I’ve got two books published currently. For one of them, my co-authors and I went the traditional route with traditional publishing. For the other, I self-published. Why? Because that book I wrote for myself, just for fun.
I’m not opposed to self-publishing again in the future. It was relatively painless (though not pain-free), and a lot faster than traditional publishing. But there’s no guarantee of a financial payment. So if you’re in it to get your writing out there in the world, self-publishing works great. But if you want to make any amount of money, be sure to give traditional publishing a try first. You don’t even have to write the whole book to query agents or publishers. You just need a couple of sample chapters and a great book proposal (but first, a great query letter). This is the route I’m going with some of my other books, though I won’t have time to dive into querying until this summer.
Being in the writing field, I have tons of friends and acquaintances who have published books. Most have gone the traditional route, but not all.
The book I wrote with some co-authors is based on our blog by the same name, GeekMom. The book’s full title is Geek Mom: Projects, Tips, and Adventures for Moms and Their 21st-Century Families and was published by Potter Craft.
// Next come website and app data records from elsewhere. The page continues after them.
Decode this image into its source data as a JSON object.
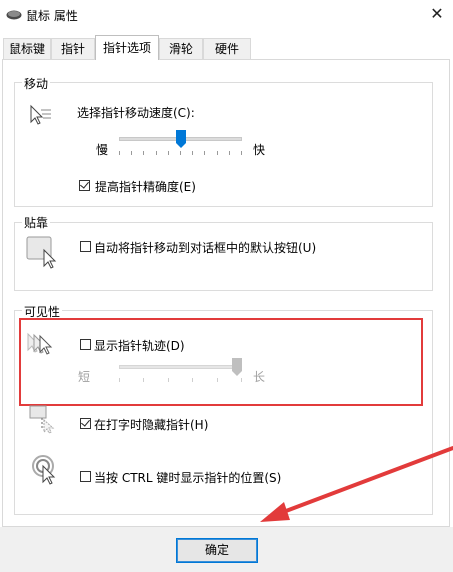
{
  "window": {
    "title": "鼠标 属性",
    "close_glyph": "✕"
  },
  "tabs": [
    {
      "label": "鼠标键",
      "active": false
    },
    {
      "label": "指针",
      "active": false
    },
    {
      "label": "指针选项",
      "active": true
    },
    {
      "label": "滑轮",
      "active": false
    },
    {
      "label": "硬件",
      "active": false
    }
  ],
  "motion": {
    "group_title": "移动",
    "speed_label": "选择指针移动速度(C):",
    "slow_label": "慢",
    "fast_label": "快",
    "speed_level": 0.5,
    "precision_label": "提高指针精确度(E)",
    "precision_checked": true,
    "icon": "pointer-speed-icon"
  },
  "snap": {
    "group_title": "贴靠",
    "checkbox_label": "自动将指针移动到对话框中的默认按钮(U)",
    "checked": false,
    "icon": "snap-to-default-icon"
  },
  "visibility": {
    "group_title": "可见性",
    "trails_label": "显示指针轨迹(D)",
    "trails_checked": false,
    "short_label": "短",
    "long_label": "长",
    "trail_length_level": 1.0,
    "hide_label": "在打字时隐藏指针(H)",
    "hide_checked": true,
    "ctrl_label": "当按 CTRL 键时显示指针的位置(S)",
    "ctrl_checked": false,
    "icons": [
      "pointer-trails-icon",
      "hide-while-typing-icon",
      "ctrl-locate-icon"
    ]
  },
  "footer": {
    "ok_label": "确定"
  },
  "colors": {
    "accent": "#0078d7",
    "highlight": "#e23b3b",
    "arrow": "#e23b3b"
  }
}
Here’s its description from Amazon (though we’re not connected with Wired anymore):
It’s fast becoming a geek world out there, and all moms need to show off their tech smarts and superhero-like skills in order to keep their savvy kids entertained and engaged. Geek Mom: Projects, Tips, and Adventures for Moms and Their 21st-Century Families explores the many fun and interesting ways that digital-age parents and kids can get their geek on together. Imaginative ideas for all ages and budgets include thrifty Halloween costumes, homemade lava lamps, hobbit feasts, and magical role-playing games. There are even projects for moms to try when they have a few precious moments alone. With six sections spanning everything from home-science experiments to superheroes, this comprehensive handbook from the editors of Wired.com’s popular GeekMom blog is packed with ideas guaranteed to inspire a love of learning and discovery. Along the way, parents will also find important tips on topics such as determining safe online communities for children, organizing a home learning center, and encouraging girls to love science.
Being geeky is all about exploring the world with endless curiosity. Geek Mom is your invitation to introducing the same sense of wonder and imagination to the next generation.
My self-published book, The Isle of Kern, is a fictional guidebook with literary elements. Inspired by the movie The Decoy Bride, I wrote a book about a fictional island off the coast of Britain, including snippets of a book from its most famous resident. More from the Amazon description:
This guidebook takes visitors on a tour of the remote, fictional island of Kern, located off the southwest coast of England. It offers out-of-the-way places, historical sites, a bit of solitary reverie, and a few mysteries along the way. Much of the history, geology, and wildlife mentioned is based in reality, but the rest is a close look at a wind-swept destination that only exists in the author’s imagination. Also included are excerpts of Cuddle Fish, a reflective, coming-of-age novel written by Kern’s most famous former resident, John Dunn, and set on an island very much like this one. Take a journey to Kern on these pages and in your own mind. No passport necessary.
You can find both of these books on my Amazon author page, where you’ll be able to find many more books in the future, I’m sure.